People have been recording university lectures and posting them up for a while now, although I’ve only just become aware of this.  The sound quality of these videos range from absolutely crisp to barely coherent, but the content is usually going to be good stuff.  Plus, there are other clever sites with good information.

Here are the ones I’ve looked at so far:

TED

TED is made of talks – up to 20 minutes long – given by experts in all kinds of fields, focused on Technology, Entertainment and Design.  See their about page for more details on why they do this.  

Really, really good site: short and digestible talks, good video and sound quality, and big name speakers.  If you haven’t seen it already, you’re in for a treat.  

Some of my favourites:

Vilayanur Ramachandran on Your Mind

Barry Schwartz on The Paradox of Choice

Martin Seligman on Positive Psychology

Richard Dawkins on Our Queer Universe

 

Academic Earth

Academic Earth‘s mission is to make a world-class education available to everyone with internet access, by getting courses and lectures from leading scholars up on their site and available for free.  You can browse by topic or by university, with the big names like Harvard, Princeton and MIT up there.  

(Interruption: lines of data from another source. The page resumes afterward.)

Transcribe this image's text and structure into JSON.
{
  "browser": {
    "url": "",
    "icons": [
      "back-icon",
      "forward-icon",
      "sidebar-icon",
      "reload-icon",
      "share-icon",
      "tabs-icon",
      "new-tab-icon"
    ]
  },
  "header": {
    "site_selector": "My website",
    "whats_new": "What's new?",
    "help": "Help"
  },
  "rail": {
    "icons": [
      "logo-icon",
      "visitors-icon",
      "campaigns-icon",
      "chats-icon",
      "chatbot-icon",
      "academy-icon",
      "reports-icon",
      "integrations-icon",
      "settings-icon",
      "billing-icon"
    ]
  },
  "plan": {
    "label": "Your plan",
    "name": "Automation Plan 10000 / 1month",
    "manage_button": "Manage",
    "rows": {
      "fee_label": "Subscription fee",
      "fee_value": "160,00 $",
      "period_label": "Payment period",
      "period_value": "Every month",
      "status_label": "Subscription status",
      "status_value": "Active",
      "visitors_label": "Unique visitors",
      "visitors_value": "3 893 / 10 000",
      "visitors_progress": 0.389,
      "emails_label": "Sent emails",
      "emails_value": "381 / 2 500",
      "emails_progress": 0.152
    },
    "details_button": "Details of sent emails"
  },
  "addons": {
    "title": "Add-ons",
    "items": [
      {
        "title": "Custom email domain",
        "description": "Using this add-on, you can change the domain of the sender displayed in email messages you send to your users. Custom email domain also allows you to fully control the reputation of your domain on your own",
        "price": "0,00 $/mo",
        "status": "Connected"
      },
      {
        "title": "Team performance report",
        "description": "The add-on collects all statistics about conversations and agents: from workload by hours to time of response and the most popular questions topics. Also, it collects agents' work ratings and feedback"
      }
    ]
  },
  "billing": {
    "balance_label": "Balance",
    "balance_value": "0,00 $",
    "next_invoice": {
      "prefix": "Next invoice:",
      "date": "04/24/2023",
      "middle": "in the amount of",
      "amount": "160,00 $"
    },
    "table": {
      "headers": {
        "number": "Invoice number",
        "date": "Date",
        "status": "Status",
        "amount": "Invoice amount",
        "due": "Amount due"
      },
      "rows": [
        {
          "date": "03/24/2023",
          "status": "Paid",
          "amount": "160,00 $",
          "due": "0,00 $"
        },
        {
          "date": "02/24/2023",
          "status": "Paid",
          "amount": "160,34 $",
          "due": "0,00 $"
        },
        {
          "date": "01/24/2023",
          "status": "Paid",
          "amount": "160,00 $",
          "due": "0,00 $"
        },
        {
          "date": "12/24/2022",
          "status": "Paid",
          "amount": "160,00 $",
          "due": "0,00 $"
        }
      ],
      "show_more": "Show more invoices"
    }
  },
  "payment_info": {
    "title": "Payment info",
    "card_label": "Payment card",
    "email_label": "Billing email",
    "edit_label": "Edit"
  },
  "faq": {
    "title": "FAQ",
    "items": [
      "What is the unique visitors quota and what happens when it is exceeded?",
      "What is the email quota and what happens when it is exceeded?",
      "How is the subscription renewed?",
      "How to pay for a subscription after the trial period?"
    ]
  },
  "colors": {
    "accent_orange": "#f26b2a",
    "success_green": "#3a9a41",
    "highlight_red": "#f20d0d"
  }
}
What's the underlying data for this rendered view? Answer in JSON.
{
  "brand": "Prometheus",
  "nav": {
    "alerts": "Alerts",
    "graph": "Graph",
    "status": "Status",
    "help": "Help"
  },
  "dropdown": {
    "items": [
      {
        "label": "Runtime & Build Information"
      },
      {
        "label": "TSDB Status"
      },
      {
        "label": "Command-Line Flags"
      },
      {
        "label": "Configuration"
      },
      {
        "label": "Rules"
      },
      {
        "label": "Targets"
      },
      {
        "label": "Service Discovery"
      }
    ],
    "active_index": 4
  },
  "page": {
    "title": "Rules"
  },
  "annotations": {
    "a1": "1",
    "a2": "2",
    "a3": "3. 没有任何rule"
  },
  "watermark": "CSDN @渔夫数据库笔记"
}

There are 1500 videos up at the time I write this, although some subjects covered more comprehensively than others (psychology only has a few up, but they’re good introduction ones).   Many of the lectures are grouped into courses, and they are all downloadable.  Also, by registering, you can save your favourites for easy access next time.

 

Big Think

In Big Think you’ll find various experts giving their big thoughts on specific questions.  It’s not quite as in-depth as the sites above, from what I’ve seen so far, but still very interesting.  

Experts range through many fields, from academics, to celebrities, to journalists and so on.  Maybe you’d like to see Dan Dennett explain the mechanics of studying consciousness, or maybe you’d prefer Ricky Gervais’s take on animal rights instead.  Of course you can search by category or by expert, to find what you like.

I haven’t tried this, but you’re able to suggest questions for the experts, and new experts to ask the questions to by email.  There also appears to be a big community section to the site, which again I’m not really interested in, but you might be.

Good for getting some basic ideas or perspectives on different topics, and probably a better way to spend time than strange YouTube videos!

 

iTunes U

iTunes U is a section of iTunes, where you can get over 100,000 educational audio and video files, coming from universities, museums, and other institutions. 

Of course, you’ll need iTunes to access this, but even if you prefer to use some other media playing program, it’s worth getting iTunes just for this.  The information is all in the iTunes store – but don’t worry, it’s downloadable for free.  You can search by category or institution.  This is easily the largest resource of the four.  There really is a staggering amount of information on here.

 

That’s it!  If you’re like me you’ll like these sites.  You don’t get to ask questions or speak to the lecturer after the class, but you do get to rewind and fast-forward as you like.  I don’t watch TV (something I highly recommend), because I prefer to watch more constrictive things; these sites are one way to do this.  

All four are a great way to look for expert opinions on subjects for which there is little information on the web, or where the information is of lower quality than you might like.

Plus they’ve saved me a fortune on keyboards. 🙂